Rui Chaves is a portuguese sound artist currently pursuing a phd at the Sonic Arts Research Centre in Belfast. He looks into the intersection of ontological notions in performance, to position his work in site-specific sound art.
For Rui,the microphone is an instrument, the body of the field recorder is in a away an extension of this. He positions himself in a place and press record or stop. This simple act not only determines duration, but reminds him constantly of the process of being in or out. Rui understands how the perspective offered by the microphone is so much different from the one offered by the ears. The listening of the recordings is a strange experience because the memory and experience of the act of recording seems distant: the speakers are unable to reproduce a complete image of that process.
Rui created a video statement specially for Sounds of Europe:
Rui looks to the act of field recording as a performance. For Rui, “it functions in a duality between being a technical tool, as a means towards something that will be subject to: transformation, editing, overlaying and ar-chiving; or something that can function as a means in itself, an amplified window into a place, environment or soundscape.” But how to foreground the idea of performance in field recording? Rui states: “the audible presence of the field recorder, through voice accounts, gestural interventions in space or other bodily sounds; the use and mediation of technology in the process – hidrophones, contact microphones, or choosing not to edit out the sound of the equipment being handled; the framing of the social-political aspects of the place being recorded ; the role of the recording artist in interacting with the above elements.”
The work of art is both object and process and it is through a performance angle that Rui’s work attempts to achieve this.

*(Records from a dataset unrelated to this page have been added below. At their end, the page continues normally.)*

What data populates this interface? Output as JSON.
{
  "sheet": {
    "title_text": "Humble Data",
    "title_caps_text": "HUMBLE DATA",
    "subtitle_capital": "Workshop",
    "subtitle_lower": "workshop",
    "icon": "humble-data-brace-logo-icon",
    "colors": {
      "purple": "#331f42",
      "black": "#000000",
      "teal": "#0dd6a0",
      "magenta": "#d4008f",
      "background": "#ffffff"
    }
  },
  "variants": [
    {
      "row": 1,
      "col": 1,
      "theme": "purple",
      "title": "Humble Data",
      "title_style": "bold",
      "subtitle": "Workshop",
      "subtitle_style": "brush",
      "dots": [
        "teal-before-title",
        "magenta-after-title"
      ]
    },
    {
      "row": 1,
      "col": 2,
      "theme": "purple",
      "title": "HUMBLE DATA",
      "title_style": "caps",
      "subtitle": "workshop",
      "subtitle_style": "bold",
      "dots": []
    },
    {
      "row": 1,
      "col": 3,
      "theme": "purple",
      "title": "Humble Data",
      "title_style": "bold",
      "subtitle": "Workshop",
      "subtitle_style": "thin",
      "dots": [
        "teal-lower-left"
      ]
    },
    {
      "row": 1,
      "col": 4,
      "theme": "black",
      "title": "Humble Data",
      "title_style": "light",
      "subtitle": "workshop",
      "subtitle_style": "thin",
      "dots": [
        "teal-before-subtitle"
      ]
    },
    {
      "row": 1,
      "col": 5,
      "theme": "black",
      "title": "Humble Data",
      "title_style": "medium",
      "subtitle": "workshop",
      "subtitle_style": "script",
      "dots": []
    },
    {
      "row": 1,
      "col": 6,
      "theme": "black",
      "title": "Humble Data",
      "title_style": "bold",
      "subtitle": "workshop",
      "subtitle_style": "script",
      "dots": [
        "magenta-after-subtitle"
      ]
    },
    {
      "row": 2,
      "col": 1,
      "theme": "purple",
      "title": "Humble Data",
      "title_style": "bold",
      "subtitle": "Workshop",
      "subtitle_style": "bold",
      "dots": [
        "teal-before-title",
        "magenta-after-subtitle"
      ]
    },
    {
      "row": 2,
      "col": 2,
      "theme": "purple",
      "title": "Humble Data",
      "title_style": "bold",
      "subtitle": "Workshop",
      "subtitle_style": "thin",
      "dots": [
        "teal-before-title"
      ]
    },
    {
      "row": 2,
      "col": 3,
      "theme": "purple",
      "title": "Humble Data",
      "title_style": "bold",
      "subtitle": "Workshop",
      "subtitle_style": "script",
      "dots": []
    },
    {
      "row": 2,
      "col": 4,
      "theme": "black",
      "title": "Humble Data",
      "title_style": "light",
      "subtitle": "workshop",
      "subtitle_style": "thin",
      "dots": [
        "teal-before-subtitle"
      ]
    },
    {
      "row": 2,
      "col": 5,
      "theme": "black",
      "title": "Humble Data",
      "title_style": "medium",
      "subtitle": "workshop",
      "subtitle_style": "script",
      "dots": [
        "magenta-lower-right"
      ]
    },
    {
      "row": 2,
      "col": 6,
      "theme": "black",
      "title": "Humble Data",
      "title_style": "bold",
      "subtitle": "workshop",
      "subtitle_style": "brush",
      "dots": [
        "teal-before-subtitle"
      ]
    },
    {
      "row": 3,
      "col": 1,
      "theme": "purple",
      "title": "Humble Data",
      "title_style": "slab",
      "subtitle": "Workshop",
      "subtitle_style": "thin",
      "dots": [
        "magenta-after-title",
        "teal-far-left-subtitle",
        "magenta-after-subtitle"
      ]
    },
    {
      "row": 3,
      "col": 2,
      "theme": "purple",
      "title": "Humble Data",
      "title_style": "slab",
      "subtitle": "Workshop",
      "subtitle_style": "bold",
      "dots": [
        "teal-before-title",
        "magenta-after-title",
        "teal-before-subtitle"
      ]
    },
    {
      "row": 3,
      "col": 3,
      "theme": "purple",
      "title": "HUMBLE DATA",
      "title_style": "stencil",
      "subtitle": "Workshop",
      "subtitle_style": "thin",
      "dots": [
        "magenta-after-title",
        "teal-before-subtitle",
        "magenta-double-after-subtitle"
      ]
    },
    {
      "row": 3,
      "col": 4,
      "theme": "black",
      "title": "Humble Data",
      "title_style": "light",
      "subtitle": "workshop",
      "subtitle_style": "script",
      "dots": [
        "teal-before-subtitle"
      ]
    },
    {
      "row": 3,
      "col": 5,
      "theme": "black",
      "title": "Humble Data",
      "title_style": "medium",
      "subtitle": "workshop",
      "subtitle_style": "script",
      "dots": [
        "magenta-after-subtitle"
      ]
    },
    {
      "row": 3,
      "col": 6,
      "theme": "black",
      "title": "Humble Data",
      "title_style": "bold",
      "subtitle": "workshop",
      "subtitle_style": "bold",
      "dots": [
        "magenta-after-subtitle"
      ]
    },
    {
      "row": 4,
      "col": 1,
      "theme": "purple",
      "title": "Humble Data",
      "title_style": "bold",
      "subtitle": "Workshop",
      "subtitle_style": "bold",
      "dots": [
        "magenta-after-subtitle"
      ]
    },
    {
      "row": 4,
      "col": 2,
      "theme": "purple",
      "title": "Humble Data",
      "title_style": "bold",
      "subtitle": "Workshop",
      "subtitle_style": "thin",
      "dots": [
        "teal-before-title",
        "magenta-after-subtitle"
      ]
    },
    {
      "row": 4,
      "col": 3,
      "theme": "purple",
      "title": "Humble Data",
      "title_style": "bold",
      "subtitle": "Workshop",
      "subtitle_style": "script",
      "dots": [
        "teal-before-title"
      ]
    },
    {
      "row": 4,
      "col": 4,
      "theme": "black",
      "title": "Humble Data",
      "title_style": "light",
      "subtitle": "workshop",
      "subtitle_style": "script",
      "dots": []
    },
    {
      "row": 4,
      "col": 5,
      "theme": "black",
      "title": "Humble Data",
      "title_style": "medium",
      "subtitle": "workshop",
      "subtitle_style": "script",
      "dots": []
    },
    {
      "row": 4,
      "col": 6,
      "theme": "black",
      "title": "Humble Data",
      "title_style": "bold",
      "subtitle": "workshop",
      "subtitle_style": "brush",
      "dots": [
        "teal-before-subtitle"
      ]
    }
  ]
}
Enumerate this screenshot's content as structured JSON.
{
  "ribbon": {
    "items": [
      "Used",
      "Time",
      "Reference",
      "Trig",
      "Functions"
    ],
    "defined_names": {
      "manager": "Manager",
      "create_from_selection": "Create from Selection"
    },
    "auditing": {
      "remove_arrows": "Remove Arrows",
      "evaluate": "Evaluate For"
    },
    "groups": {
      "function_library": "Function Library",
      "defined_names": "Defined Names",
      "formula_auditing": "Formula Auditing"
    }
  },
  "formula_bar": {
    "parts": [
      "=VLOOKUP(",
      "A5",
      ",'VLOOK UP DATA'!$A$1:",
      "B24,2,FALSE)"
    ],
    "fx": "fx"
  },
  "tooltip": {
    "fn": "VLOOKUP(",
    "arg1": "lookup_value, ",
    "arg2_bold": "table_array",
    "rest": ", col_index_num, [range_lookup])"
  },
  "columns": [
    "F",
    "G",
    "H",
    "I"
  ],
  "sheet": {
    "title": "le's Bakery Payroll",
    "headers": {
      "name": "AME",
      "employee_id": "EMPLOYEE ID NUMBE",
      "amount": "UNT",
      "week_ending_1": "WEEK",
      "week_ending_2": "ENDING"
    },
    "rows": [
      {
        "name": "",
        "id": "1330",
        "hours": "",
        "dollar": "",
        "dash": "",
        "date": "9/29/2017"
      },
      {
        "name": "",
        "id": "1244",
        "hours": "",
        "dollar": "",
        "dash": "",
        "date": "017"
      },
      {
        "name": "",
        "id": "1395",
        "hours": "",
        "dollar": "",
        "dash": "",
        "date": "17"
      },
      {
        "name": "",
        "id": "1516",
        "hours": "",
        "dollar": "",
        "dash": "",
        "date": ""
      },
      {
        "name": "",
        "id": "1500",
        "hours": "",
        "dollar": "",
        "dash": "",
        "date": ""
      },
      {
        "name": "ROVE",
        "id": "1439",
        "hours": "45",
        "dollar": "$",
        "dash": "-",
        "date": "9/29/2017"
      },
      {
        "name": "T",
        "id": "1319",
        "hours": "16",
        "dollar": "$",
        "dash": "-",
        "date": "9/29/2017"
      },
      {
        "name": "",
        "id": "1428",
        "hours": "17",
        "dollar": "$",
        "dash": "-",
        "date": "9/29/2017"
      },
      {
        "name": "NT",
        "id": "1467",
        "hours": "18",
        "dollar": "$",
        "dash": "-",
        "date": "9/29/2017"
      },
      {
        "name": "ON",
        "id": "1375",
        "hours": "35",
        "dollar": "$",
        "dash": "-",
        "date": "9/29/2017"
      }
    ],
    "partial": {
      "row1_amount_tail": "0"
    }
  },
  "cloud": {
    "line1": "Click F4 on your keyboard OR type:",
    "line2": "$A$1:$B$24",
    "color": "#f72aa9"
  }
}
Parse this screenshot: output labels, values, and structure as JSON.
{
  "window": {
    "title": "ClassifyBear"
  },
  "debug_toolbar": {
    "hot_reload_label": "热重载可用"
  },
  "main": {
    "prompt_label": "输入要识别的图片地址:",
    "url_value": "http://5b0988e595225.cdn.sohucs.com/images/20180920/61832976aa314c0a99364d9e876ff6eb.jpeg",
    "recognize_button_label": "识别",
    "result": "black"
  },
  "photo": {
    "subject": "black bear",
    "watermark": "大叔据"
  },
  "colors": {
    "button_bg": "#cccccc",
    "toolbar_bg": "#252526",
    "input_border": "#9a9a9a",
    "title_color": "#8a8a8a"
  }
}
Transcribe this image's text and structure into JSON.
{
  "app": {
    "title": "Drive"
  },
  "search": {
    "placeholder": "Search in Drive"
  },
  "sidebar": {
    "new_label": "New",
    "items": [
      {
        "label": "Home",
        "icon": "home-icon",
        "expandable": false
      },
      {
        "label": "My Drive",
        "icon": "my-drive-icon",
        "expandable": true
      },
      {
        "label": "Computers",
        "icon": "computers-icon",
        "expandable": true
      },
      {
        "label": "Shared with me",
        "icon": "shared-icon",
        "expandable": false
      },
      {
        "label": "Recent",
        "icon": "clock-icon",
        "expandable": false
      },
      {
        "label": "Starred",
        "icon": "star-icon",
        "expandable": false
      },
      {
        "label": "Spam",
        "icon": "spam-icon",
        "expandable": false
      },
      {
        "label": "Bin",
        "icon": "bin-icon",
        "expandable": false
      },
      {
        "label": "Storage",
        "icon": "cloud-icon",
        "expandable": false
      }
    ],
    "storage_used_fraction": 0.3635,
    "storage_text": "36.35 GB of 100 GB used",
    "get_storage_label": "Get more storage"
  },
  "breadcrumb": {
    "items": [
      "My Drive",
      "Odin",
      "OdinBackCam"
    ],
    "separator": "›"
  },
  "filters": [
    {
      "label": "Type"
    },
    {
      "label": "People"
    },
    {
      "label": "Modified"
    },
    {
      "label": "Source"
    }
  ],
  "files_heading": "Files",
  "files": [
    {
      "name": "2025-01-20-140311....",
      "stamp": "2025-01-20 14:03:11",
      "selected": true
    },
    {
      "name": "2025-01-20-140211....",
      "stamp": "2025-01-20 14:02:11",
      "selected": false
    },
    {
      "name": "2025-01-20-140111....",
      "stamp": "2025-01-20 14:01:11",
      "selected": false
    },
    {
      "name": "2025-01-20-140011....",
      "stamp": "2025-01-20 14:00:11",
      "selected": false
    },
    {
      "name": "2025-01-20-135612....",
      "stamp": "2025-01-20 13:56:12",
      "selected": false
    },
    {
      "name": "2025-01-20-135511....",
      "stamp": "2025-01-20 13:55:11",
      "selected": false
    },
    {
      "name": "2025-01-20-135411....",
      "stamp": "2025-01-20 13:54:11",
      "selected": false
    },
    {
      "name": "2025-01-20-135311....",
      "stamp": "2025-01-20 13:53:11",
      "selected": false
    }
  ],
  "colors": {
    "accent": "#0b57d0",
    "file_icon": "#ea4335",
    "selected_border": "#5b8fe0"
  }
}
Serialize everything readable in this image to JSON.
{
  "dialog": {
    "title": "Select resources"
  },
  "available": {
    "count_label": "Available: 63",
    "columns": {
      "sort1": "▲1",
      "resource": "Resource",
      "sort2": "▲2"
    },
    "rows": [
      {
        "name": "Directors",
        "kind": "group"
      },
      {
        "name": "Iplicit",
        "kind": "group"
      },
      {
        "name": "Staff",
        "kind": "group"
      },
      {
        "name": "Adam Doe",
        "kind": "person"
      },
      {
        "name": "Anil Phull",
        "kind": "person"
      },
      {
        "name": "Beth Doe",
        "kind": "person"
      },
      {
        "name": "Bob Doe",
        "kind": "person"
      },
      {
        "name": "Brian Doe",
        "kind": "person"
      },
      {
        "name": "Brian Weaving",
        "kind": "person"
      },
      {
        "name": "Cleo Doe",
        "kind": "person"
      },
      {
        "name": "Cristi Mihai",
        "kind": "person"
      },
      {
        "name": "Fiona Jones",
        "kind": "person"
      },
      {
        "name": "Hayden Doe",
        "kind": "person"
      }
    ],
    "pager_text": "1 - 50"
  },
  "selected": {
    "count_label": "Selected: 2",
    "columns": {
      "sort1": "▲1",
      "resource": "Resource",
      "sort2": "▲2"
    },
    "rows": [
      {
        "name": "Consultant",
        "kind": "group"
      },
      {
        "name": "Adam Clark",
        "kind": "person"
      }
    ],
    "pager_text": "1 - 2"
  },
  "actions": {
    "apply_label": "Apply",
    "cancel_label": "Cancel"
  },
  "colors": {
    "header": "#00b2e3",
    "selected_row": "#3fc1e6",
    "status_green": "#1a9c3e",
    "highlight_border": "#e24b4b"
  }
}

We’ll end this post with another performance, one of my favorites so far, which resumes aurally and visually the deepness of Rui’s approach to the act of field recording: